**What you should do:** Once you have read the listing, write it all out exactly.
----- Exercise data -----
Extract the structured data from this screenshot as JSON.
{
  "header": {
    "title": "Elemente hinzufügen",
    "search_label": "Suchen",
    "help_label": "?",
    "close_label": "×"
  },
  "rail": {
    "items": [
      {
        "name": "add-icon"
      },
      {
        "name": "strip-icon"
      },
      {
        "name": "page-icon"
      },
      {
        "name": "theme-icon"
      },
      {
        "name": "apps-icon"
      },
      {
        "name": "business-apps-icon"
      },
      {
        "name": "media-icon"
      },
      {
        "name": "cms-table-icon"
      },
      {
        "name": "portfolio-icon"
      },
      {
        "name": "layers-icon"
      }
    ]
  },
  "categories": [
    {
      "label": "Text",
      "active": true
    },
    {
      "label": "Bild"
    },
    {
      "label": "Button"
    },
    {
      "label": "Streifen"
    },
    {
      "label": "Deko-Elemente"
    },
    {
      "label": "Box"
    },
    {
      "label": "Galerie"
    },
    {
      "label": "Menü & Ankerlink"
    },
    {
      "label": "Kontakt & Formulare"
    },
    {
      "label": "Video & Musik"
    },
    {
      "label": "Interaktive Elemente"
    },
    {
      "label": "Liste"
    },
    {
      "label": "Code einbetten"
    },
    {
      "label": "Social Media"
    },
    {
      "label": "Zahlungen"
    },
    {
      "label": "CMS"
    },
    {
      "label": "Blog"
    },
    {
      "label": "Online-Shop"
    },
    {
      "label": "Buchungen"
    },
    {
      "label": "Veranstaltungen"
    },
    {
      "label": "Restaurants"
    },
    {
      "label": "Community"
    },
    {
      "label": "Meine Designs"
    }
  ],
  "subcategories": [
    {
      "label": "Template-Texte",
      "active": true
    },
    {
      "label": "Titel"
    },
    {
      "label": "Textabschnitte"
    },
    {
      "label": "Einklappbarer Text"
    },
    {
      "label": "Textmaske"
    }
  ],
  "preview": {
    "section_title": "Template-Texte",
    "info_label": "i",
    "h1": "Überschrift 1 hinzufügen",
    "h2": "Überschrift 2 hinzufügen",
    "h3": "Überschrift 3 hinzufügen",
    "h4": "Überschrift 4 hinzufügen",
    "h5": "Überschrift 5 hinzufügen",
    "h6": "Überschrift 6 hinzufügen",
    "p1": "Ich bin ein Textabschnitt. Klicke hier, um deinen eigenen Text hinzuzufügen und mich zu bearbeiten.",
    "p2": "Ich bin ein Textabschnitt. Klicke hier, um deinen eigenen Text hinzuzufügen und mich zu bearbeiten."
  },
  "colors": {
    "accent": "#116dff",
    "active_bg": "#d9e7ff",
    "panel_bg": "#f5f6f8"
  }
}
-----
**Response area:**
Extract the structured data from this screenshot as JSON.
{
  "header": {
    "title": "Elemente hinzufügen",
    "search_label": "Suchen",
    "help_label": "?",
    "close_label": "×"
  },
  "rail": {
    "items": [
      {
        "name": "add-icon"
      },
      {
        "name": "strip-icon"
      },
      {
        "name": "page-icon"
      },
      {
        "name": "theme-icon"
      },
      {
        "name": "apps-icon"
      },
      {
        "name": "business-apps-icon"
      },
      {
        "name": "media-icon"
      },
      {
        "name": "cms-table-icon"
      },
      {
        "name": "portfolio-icon"
      },
      {
        "name": "layers-icon"
      }
    ]
  },
  "categories": [
    {
      "label": "Text",
      "active": true
    },
    {
      "label": "Bild"
    },
    {
      "label": "Button"
    },
    {
      "label": "Streifen"
    },
    {
      "label": "Deko-Elemente"
    },
    {
      "label": "Box"
    },
    {
      "label": "Galerie"
    },
    {
      "label": "Menü & Ankerlink"
    },
    {
      "label": "Kontakt & Formulare"
    },
    {
      "label": "Video & Musik"
    },
    {
      "label": "Interaktive Elemente"
    },
    {
      "label": "Liste"
    },
    {
      "label": "Code einbetten"
    },
    {
      "label": "Social Media"
    },
    {
      "label": "Zahlungen"
    },
    {
      "label": "CMS"
    },
    {
      "label": "Blog"
    },
    {
      "label": "Online-Shop"
    },
    {
      "label": "Buchungen"
    },
    {
      "label": "Veranstaltungen"
    },
    {
      "label": "Restaurants"
    },
    {
      "label": "Community"
    },
    {
      "label": "Meine Designs"
    }
  ],
  "subcategories": [
    {
      "label": "Template-Texte",
      "active": true
    },
    {
      "label": "Titel"
    },
    {
      "label": "Textabschnitte"
    },
    {
      "label": "Einklappbarer Text"
    },
    {
      "label": "Textmaske"
    }
  ],
  "preview": {
    "section_title": "Template-Texte",
    "info_label": "i",
    "h1": "Überschrift 1 hinzufügen",
    "h2": "Überschrift 2 hinzufügen",
    "h3": "Überschrift 3 hinzufügen",
    "h4": "Überschrift 4 hinzufügen",
    "h5": "Überschrift 5 hinzufügen",
    "h6": "Überschrift 6 hinzufügen",
    "p1": "Ich bin ein Textabschnitt. Klicke hier, um deinen eigenen Text hinzuzufügen und mich zu bearbeiten.",
    "p2": "Ich bin ein Textabschnitt. Klicke hier, um deinen eigenen Text hinzuzufügen und mich zu bearbeiten."
  },
  "colors": {
    "accent": "#116dff",
    "active_bg": "#d9e7ff",
    "panel_bg": "#f5f6f8"
  }
}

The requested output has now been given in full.